Extracted records
= Beginning of Section =
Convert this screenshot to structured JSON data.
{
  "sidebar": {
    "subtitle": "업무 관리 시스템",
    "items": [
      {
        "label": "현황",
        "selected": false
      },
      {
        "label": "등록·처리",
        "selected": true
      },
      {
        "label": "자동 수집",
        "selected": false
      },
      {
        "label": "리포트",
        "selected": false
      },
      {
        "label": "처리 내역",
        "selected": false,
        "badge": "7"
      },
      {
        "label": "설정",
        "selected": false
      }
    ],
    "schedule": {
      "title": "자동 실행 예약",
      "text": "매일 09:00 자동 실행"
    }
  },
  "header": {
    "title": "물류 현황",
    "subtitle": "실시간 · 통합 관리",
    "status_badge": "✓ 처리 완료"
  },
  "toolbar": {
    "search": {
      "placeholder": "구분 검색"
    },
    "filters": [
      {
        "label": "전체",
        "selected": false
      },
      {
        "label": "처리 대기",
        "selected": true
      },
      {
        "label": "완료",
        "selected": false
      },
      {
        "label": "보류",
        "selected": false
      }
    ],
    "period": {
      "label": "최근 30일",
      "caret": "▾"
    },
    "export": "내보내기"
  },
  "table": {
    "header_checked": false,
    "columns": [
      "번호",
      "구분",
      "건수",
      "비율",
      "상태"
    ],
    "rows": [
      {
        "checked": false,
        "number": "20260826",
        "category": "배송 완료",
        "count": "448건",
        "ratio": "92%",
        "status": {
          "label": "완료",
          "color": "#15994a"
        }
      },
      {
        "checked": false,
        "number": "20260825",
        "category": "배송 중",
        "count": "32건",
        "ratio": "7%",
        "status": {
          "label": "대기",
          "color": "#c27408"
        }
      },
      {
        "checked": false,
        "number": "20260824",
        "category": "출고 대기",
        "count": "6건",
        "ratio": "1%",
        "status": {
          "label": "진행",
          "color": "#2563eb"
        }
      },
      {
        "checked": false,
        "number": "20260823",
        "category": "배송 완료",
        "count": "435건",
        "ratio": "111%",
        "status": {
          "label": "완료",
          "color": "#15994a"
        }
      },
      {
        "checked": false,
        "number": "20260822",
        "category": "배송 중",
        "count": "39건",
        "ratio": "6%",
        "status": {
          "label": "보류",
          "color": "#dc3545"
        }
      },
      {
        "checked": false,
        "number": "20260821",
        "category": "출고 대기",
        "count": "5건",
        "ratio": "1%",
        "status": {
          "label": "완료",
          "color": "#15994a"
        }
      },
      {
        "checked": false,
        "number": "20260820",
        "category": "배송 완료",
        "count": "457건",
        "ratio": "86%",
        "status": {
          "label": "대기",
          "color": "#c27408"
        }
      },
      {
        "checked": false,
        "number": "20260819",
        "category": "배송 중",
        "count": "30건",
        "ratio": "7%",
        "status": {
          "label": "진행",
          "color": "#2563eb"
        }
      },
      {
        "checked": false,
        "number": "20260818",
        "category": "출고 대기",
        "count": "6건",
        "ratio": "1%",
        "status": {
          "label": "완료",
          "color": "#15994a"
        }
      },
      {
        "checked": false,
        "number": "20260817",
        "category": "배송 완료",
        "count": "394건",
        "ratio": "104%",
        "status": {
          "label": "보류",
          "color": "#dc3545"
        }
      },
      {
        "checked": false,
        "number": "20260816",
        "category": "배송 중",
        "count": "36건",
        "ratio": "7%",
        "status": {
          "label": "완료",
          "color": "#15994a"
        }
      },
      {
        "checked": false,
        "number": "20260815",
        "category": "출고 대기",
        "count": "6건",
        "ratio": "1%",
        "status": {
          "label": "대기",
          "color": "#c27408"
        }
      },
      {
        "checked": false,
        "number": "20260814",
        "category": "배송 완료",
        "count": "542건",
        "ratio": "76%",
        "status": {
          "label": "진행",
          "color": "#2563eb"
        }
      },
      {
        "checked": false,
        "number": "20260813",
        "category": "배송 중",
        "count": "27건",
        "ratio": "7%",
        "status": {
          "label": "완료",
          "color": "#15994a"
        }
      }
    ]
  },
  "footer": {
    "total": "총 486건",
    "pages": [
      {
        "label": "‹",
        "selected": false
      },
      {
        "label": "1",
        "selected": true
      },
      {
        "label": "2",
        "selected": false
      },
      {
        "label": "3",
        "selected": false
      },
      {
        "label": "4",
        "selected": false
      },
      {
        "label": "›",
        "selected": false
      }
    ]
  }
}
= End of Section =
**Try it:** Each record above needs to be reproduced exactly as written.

**Response below:**
Convert this screenshot to structured JSON data.
{
  "sidebar": {
    "subtitle": "업무 관리 시스템",
    "items": [
      {
        "label": "현황",
        "selected": false
      },
      {
        "label": "등록·처리",
        "selected": true
      },
      {
        "label": "자동 수집",
        "selected": false
      },
      {
        "label": "리포트",
        "selected": false
      },
      {
        "label": "처리 내역",
        "selected": false,
        "badge": "7"
      },
      {
        "label": "설정",
        "selected": false
      }
    ],
    "schedule": {
      "title": "자동 실행 예약",
      "text": "매일 09:00 자동 실행"
    }
  },
  "header": {
    "title": "물류 현황",
    "subtitle": "실시간 · 통합 관리",
    "status_badge": "✓ 처리 완료"
  },
  "toolbar": {
    "search": {
      "placeholder": "구분 검색"
    },
    "filters": [
      {
        "label": "전체",
        "selected": false
      },
      {
        "label": "처리 대기",
        "selected": true
      },
      {
        "label": "완료",
        "selected": false
      },
      {
        "label": "보류",
        "selected": false
      }
    ],
    "period": {
      "label": "최근 30일",
      "caret": "▾"
    },
    "export": "내보내기"
  },
  "table": {
    "header_checked": false,
    "columns": [
      "번호",
      "구분",
      "건수",
      "비율",
      "상태"
    ],
    "rows": [
      {
        "checked": false,
        "number": "20260826",
        "category": "배송 완료",
        "count": "448건",
        "ratio": "92%",
        "status": {
          "label": "완료",
          "color": "#15994a"
        }
      },
      {
        "checked": false,
        "number": "20260825",
        "category": "배송 중",
        "count": "32건",
        "ratio": "7%",
        "status": {
          "label": "대기",
          "color": "#c27408"
        }
      },
      {
        "checked": false,
        "number": "20260824",
        "category": "출고 대기",
        "count": "6건",
        "ratio": "1%",
        "status": {
          "label": "진행",
          "color": "#2563eb"
        }
      },
      {
        "checked": false,
        "number": "20260823",
        "category": "배송 완료",
        "count": "435건",
        "ratio": "111%",
        "status": {
          "label": "완료",
          "color": "#15994a"
        }
      },
      {
        "checked": false,
        "number": "20260822",
        "category": "배송 중",
        "count": "39건",
        "ratio": "6%",
        "status": {
          "label": "보류",
          "color": "#dc3545"
        }
      },
      {
        "checked": false,
        "number": "20260821",
        "category": "출고 대기",
        "count": "5건",
        "ratio": "1%",
        "status": {
          "label": "완료",
          "color": "#15994a"
        }
      },
      {
        "checked": false,
        "number": "20260820",
        "category": "배송 완료",
        "count": "457건",
        "ratio": "86%",
        "status": {
          "label": "대기",
          "color": "#c27408"
        }
      },
      {
        "checked": false,
        "number": "20260819",
        "category": "배송 중",
        "count": "30건",
        "ratio": "7%",
        "status": {
          "label": "진행",
          "color": "#2563eb"
        }
      },
      {
        "checked": false,
        "number": "20260818",
        "category": "출고 대기",
        "count": "6건",
        "ratio": "1%",
        "status": {
          "label": "완료",
          "color": "#15994a"
        }
      },
      {
        "checked": false,
        "number": "20260817",
        "category": "배송 완료",
        "count": "394건",
        "ratio": "104%",
        "status": {
          "label": "보류",
          "color": "#dc3545"
        }
      },
      {
        "checked": false,
        "number": "20260816",
        "category": "배송 중",
        "count": "36건",
        "ratio": "7%",
        "status": {
          "label": "완료",
          "color": "#15994a"
        }
      },
      {
        "checked": false,
        "number": "20260815",
        "category": "출고 대기",
        "count": "6건",
        "ratio": "1%",
        "status": {
          "label": "대기",
          "color": "#c27408"
        }
      },
      {
        "checked": false,
        "number": "20260814",
        "category": "배송 완료",
        "count": "542건",
        "ratio": "76%",
        "status": {
          "label": "진행",
          "color": "#2563eb"
        }
      },
      {
        "checked": false,
        "number": "20260813",
        "category": "배송 중",
        "count": "27건",
        "ratio": "7%",
        "status": {
          "label": "완료",
          "color": "#15994a"
        }
      }
    ]
  },
  "footer": {
    "total": "총 486건",
    "pages": [
      {
        "label": "‹",
        "selected": false
      },
      {
        "label": "1",
        "selected": true
      },
      {
        "label": "2",
        "selected": false
      },
      {
        "label": "3",
        "selected": false
      },
      {
        "label": "4",
        "selected": false
      },
      {
        "label": "›",
        "selected": false
      }
    ]
  }
}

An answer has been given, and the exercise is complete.